DHCP Server :
A network application protocol used by equipments (DHCP clients) to obtain configuration information for operation in an IP (Internet Protocol) network is known DHCP (Dynamic Host Configuration Protocol).Making the definition simple, the configuration of DHCP enable sit to automatically provide the IP addresses to the network computers. It eliminates the need of assigning the IP address individually to the client systems. DHCP scope is the provided range of the numbers from which DHCP allocate IP address.
The protocol helps in decreasing the workload of administration and allows the addition of devices with less or no manual intervention. In October 1993, following the Bootstrap Protocol (BHOOTP) DHCP was defined as standard track protocol by the RFC 1531. Existing definition of DHCP for Internet Protocol version 4 (IPv4) networks was updated was updated in 1997 by the RFC 2131. RFC 3315, DHCP’s extensions for IPv6 were made available as RFC 3315.
Configuration of DHCP Servers:
Configuration of client computers enables them to access the IP addresses from the DHCP automatically during the boot up process. The configuration of DNS and WINS can be carried out along with DHCP server. From the defined pool of addresses, a computer on switching on gains the IP addresses by the help of DHCP. DORA ((Discover, Offer, Request, and Acknowledgement) is the process of assigning IP address by the DHCP server to the client computer. Following categories are of the allocation of IP address by the DHCP server:
The computer which has active DHCP client is turned on by the user.
The broadcast request, called DHCP Discover, is sent by the client computer that starts to look forward for the answer of DHCP.
On receiving the DHCP Discover packet, the DHCP server selects any IP address that is available, depending on the availability and defined settings, and then provides it to the client. With the available information of addresses, DHCP Offer is send back to the client by the DHCP server.
On using any of the address offered by the DHCP server, the client once again sends request to the DHCP server which is called DHCP Request.
DHCP server sends back an acknowledgment known as DHCP ACK to ensure that the certain IP address is assigned for a limited time period.
When two or more computers use same IP addresses and the IP address is static then there are chances of error. DHCP server is able to reduce any chances of such error. DHCP server enables the client computers to not only extract the IP addresses but also the settings (such as Firewall, Router, DNS, WINS, Gateway and Subnet masks) and configurations from the DHCP network on an IP network.
DHCP server assigns IP addresses for a limited time period and if the client computer needs the IP address for more time then it has to send a request of extension to the DHCP server before the expiration of initial IP address’ assigned time. In case, the extension request is not send within the time frame then the IP address is allocated to another client system on expiry. In case a client computer wants to change the assigned IP address then it has to send the command of “IPconfig/release then IPconfig/renew” to the DHCP server. After this command, existing IP address will be removed and new IP will be allocated.
Installing DHCP server on Windows 2000/2003
To install the DHCP server on Windows 2000 or Windows 2003 is very easy.
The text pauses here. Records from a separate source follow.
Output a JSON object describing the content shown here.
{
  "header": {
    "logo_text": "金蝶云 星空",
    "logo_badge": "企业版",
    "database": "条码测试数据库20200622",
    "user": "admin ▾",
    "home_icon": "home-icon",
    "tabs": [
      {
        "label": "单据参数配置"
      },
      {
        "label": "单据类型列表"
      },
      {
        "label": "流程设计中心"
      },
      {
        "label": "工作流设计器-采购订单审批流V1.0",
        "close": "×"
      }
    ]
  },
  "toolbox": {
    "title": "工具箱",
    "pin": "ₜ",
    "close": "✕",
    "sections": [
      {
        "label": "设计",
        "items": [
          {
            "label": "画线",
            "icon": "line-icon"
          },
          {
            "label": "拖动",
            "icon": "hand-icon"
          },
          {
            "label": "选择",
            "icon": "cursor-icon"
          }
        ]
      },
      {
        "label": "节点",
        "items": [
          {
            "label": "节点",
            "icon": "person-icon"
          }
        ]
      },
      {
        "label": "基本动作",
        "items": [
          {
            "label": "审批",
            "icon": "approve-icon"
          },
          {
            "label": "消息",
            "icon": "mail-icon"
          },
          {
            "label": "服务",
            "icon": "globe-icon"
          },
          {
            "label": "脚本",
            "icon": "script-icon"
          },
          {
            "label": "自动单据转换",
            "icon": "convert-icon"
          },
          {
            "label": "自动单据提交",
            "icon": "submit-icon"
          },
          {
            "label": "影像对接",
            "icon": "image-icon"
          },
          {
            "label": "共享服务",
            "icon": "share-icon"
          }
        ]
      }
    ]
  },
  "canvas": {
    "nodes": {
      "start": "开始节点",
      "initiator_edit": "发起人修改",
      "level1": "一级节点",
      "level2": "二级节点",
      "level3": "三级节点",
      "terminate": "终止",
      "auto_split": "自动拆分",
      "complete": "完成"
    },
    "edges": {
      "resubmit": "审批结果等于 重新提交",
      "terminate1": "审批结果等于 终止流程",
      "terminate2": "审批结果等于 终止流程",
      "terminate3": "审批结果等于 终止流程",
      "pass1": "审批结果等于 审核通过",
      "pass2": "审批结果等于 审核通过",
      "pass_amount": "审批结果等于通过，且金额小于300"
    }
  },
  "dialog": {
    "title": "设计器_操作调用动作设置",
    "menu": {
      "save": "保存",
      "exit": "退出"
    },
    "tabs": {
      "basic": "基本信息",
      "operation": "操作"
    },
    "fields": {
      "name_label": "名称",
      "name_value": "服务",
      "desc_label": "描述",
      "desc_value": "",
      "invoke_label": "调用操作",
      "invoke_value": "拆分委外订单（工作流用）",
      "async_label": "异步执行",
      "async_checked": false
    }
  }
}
Manage your service wizard can be used to install DHCP. On opening the wizard you have to select DHCP server option and you will be asked to enter the name and the description of the DHCP scope. It is able to reduce the load of work and to achieve multi-tasks by the help of DHCP server.